-- ABOUT THIS EXERCISE --
Copy out all lines in the material below that contain the string "sqrt".

★ ★ ★ ★ ★ ★ ★

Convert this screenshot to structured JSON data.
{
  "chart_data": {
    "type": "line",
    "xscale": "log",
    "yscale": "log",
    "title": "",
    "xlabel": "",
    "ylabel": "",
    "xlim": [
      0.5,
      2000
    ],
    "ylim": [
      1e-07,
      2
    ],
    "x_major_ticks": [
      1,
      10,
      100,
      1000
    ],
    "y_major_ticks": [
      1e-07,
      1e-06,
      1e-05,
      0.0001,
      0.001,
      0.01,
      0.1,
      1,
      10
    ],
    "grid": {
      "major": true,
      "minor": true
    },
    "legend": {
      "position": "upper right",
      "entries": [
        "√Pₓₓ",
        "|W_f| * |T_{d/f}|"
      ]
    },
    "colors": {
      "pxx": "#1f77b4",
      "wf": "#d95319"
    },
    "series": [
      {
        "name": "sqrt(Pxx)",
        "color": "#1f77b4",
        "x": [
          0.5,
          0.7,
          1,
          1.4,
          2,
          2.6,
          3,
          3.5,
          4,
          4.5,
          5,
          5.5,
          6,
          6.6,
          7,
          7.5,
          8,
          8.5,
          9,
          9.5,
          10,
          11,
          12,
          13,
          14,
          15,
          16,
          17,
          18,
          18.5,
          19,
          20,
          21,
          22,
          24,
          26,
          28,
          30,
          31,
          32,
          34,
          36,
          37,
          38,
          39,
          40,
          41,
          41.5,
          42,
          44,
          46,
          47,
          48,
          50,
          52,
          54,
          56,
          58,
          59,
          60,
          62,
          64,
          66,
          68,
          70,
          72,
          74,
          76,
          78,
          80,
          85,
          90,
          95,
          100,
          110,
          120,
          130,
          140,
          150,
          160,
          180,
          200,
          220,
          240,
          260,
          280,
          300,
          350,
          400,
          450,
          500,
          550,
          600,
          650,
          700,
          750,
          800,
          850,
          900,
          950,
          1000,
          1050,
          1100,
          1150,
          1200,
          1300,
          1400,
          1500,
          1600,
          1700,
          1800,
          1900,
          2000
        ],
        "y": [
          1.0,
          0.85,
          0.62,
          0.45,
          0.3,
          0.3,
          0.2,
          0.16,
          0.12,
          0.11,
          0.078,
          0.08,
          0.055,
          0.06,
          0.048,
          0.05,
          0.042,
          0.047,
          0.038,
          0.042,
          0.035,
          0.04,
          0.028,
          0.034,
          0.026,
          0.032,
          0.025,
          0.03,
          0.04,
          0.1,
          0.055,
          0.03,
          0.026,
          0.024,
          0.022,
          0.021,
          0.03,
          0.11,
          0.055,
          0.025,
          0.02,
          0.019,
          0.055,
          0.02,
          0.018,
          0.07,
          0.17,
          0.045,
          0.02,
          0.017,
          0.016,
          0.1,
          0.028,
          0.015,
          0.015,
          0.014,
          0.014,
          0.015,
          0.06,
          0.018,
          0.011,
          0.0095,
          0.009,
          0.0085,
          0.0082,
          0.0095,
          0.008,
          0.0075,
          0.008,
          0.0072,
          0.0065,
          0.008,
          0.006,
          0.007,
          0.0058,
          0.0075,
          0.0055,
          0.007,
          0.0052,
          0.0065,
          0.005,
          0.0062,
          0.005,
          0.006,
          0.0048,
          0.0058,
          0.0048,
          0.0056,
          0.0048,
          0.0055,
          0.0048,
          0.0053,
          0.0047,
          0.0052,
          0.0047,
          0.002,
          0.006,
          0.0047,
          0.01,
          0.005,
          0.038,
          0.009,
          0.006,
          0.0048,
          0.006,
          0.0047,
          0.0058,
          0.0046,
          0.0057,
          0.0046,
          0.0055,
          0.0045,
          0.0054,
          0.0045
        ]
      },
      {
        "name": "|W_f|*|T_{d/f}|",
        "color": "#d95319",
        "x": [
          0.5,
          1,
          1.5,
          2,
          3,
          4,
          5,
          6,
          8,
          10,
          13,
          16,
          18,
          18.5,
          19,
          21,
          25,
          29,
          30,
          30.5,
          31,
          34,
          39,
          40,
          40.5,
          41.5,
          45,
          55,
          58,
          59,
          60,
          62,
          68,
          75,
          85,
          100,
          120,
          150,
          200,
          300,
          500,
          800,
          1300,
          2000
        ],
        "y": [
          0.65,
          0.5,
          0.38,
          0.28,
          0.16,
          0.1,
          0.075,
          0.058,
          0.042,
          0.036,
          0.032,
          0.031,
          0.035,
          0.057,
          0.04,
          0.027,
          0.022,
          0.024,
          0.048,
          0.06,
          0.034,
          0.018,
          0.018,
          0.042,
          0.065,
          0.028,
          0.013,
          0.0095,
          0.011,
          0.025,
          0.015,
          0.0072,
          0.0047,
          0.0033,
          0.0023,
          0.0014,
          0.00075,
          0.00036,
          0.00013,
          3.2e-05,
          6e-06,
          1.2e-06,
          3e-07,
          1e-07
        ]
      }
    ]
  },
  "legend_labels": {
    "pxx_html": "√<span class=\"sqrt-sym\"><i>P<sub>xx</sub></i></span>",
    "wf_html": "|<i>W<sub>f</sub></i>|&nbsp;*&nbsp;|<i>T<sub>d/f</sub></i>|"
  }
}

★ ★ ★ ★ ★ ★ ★

-- SOLVED EXERCISE --
        "name": "sqrt(Pxx)",
    "pxx_html": "√<span class=\"sqrt-sym\"><i>P<sub>xx</sub></i></span>",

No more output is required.